**WHAT IS REQUIRED:** Repeat every entry exactly. Leave nothing out.

Web page and app entries:
Start of Block

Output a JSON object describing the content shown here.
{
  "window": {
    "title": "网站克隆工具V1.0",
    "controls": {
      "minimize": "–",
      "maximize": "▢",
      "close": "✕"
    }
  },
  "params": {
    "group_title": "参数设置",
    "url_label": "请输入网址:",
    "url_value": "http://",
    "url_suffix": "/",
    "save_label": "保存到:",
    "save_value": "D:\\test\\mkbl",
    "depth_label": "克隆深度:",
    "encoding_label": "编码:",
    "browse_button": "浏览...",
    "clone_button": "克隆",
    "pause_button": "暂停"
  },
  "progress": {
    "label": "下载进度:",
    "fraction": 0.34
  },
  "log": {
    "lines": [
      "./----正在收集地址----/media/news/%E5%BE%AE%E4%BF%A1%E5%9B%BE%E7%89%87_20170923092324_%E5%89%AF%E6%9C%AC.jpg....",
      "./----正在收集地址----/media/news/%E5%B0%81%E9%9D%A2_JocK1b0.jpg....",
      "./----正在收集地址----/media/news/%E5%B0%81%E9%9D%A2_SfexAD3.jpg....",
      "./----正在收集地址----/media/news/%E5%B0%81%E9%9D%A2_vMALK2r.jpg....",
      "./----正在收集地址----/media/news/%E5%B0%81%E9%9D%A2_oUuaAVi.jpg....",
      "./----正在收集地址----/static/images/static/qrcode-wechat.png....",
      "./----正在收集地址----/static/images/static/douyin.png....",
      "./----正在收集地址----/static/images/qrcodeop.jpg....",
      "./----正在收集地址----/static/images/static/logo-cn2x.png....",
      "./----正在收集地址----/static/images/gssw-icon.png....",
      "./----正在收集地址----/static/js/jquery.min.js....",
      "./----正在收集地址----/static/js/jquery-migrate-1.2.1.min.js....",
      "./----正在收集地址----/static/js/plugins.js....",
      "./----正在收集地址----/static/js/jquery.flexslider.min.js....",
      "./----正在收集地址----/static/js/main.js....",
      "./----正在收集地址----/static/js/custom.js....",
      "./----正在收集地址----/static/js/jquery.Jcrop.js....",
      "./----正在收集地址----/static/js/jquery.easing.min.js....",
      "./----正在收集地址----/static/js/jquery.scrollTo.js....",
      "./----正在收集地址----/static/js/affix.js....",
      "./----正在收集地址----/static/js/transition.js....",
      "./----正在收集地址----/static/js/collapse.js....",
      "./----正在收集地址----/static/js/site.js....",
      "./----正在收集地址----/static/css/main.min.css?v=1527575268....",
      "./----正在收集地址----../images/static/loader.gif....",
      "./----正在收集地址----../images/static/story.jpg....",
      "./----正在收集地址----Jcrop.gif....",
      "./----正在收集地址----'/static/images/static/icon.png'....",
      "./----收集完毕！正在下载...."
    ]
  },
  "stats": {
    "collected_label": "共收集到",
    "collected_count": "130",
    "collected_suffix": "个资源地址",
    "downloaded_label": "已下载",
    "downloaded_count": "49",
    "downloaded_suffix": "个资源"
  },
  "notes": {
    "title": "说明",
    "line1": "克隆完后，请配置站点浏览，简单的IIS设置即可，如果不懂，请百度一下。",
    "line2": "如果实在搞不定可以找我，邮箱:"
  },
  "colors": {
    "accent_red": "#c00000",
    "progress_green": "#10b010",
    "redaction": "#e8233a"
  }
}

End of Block

**EXERCISE ANSWER:**
Output a JSON object describing the content shown here.
{
  "window": {
    "title": "网站克隆工具V1.0",
    "controls": {
      "minimize": "–",
      "maximize": "▢",
      "close": "✕"
    }
  },
  "params": {
    "group_title": "参数设置",
    "url_label": "请输入网址:",
    "url_value": "http://",
    "url_suffix": "/",
    "save_label": "保存到:",
    "save_value": "D:\\test\\mkbl",
    "depth_label": "克隆深度:",
    "encoding_label": "编码:",
    "browse_button": "浏览...",
    "clone_button": "克隆",
    "pause_button": "暂停"
  },
  "progress": {
    "label": "下载进度:",
    "fraction": 0.34
  },
  "log": {
    "lines": [
      "./----正在收集地址----/media/news/%E5%BE%AE%E4%BF%A1%E5%9B%BE%E7%89%87_20170923092324_%E5%89%AF%E6%9C%AC.jpg....",
      "./----正在收集地址----/media/news/%E5%B0%81%E9%9D%A2_JocK1b0.jpg....",
      "./----正在收集地址----/media/news/%E5%B0%81%E9%9D%A2_SfexAD3.jpg....",
      "./----正在收集地址----/media/news/%E5%B0%81%E9%9D%A2_vMALK2r.jpg....",
      "./----正在收集地址----/media/news/%E5%B0%81%E9%9D%A2_oUuaAVi.jpg....",
      "./----正在收集地址----/static/images/static/qrcode-wechat.png....",
      "./----正在收集地址----/static/images/static/douyin.png....",
      "./----正在收集地址----/static/images/qrcodeop.jpg....",
      "./----正在收集地址----/static/images/static/logo-cn2x.png....",
      "./----正在收集地址----/static/images/gssw-icon.png....",
      "./----正在收集地址----/static/js/jquery.min.js....",
      "./----正在收集地址----/static/js/jquery-migrate-1.2.1.min.js....",
      "./----正在收集地址----/static/js/plugins.js....",
      "./----正在收集地址----/static/js/jquery.flexslider.min.js....",
      "./----正在收集地址----/static/js/main.js....",
      "./----正在收集地址----/static/js/custom.js....",
      "./----正在收集地址----/static/js/jquery.Jcrop.js....",
      "./----正在收集地址----/static/js/jquery.easing.min.js....",
      "./----正在收集地址----/static/js/jquery.scrollTo.js....",
      "./----正在收集地址----/static/js/affix.js....",
      "./----正在收集地址----/static/js/transition.js....",
      "./----正在收集地址----/static/js/collapse.js....",
      "./----正在收集地址----/static/js/site.js....",
      "./----正在收集地址----/static/css/main.min.css?v=1527575268....",
      "./----正在收集地址----../images/static/loader.gif....",
      "./----正在收集地址----../images/static/story.jpg....",
      "./----正在收集地址----Jcrop.gif....",
      "./----正在收集地址----'/static/images/static/icon.png'....",
      "./----收集完毕！正在下载...."
    ]
  },
  "stats": {
    "collected_label": "共收集到",
    "collected_count": "130",
    "collected_suffix": "个资源地址",
    "downloaded_label": "已下载",
    "downloaded_count": "49",
    "downloaded_suffix": "个资源"
  },
  "notes": {
    "title": "说明",
    "line1": "克隆完后，请配置站点浏览，简单的IIS设置即可，如果不懂，请百度一下。",
    "line2": "如果实在搞不定可以找我，邮箱:"
  },
  "colors": {
    "accent_red": "#c00000",
    "progress_green": "#10b010",
    "redaction": "#e8233a"
  }
}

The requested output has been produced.